Also, the "big" concern right now is interest rates going up. The theory goes, when rates go up, utilities shares go down because they are bond proxies in a low rate environment. While in the short term, that premise holds true, the stock reacts negatively to talk of higher rates. However, if you go back to times where rates were much higher than they are now, SO typically yields between 4.75 and 5%, putting the current price based on yield pretty much at it's historical average. PE is a tad on the high side, though increasing earnings will mitigate that risk. SO also has something going for it, that other utilities do not. Their coverage areas overall are growing in population, as well as attracting more industrial and manufacturing businesses which will all increase power demand. Don't get me wrong, this isn't a high flying stock, but if you're looking for slow steady grown and a solid and steadily growing dividend, SO's the place to be. I'm holding my shares, and will certainly look to add if the price gets much lower than this.
Looking at the Heinz deal, they paid about 22 times prior year's earnings of 3.26, which gets the buyout price of 72.50. Using that logic, you get an offer price on KRFT of 69.30 (22*3.15). Using this year's estimated earnings of 3.47, you're looking at an offer price of 76.34.
Heinz was bought at a 20% premium over the price prior to announcement. Using that logic, you get an offer price on KRFT of 73.20.
Heinz was bought at a 30% premium over the one year average share price. Using that logic, KRFT's average share price over the last 12 months was 59.38, so you get an offer price of 77.19.
That tells me we're looking at a potential offer price somewhere between 70 and 80 bucks a share, realistically.

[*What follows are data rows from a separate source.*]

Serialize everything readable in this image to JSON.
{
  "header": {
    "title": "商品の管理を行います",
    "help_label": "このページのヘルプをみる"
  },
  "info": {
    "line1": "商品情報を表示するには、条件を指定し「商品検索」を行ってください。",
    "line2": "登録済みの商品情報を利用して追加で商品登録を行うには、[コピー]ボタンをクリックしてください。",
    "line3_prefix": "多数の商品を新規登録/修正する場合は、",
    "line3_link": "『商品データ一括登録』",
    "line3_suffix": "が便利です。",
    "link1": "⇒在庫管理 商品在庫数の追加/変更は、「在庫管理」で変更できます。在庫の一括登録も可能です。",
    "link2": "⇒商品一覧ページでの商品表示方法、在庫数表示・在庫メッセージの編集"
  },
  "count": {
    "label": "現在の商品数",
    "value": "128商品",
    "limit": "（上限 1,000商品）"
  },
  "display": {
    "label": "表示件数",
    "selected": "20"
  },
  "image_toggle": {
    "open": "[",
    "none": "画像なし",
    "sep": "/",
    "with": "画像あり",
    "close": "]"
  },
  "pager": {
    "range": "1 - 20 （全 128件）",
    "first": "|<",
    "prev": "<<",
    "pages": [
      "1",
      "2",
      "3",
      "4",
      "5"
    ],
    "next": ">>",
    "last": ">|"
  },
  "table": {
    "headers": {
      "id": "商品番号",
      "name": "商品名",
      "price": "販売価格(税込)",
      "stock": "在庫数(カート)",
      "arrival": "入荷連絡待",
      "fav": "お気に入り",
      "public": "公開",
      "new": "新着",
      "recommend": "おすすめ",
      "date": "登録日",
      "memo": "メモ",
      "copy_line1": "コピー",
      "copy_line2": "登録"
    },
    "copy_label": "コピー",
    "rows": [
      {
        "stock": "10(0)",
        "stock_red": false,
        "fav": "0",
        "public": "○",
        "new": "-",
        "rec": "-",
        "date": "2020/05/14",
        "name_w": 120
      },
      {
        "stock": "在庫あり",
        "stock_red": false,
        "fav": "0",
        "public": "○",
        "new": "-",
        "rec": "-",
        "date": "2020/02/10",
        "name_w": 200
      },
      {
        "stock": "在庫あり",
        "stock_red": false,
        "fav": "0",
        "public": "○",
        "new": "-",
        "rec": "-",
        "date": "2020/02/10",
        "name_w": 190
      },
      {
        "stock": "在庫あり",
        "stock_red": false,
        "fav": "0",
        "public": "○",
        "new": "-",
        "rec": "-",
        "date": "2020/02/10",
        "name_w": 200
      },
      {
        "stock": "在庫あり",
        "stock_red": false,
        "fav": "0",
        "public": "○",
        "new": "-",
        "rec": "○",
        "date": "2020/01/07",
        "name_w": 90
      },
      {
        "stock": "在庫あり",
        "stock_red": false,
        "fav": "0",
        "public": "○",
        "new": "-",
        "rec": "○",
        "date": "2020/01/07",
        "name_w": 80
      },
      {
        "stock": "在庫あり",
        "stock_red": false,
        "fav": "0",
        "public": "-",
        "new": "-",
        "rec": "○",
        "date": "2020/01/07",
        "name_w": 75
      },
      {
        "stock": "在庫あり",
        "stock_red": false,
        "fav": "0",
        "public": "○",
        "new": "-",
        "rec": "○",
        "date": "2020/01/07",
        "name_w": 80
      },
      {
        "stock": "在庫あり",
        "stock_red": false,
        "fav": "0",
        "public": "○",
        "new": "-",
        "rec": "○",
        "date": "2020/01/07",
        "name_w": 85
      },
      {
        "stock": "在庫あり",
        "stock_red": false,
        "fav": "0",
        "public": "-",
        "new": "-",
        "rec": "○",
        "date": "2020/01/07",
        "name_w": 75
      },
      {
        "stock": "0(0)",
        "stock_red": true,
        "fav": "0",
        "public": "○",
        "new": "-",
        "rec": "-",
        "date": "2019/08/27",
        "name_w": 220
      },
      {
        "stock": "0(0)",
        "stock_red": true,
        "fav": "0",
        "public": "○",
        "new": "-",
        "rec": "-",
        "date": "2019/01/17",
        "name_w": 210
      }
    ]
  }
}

I think 75 bucks a share gets this deal done, if in fact both sides are serious. Just one man's opinion of course. Best of luck to all.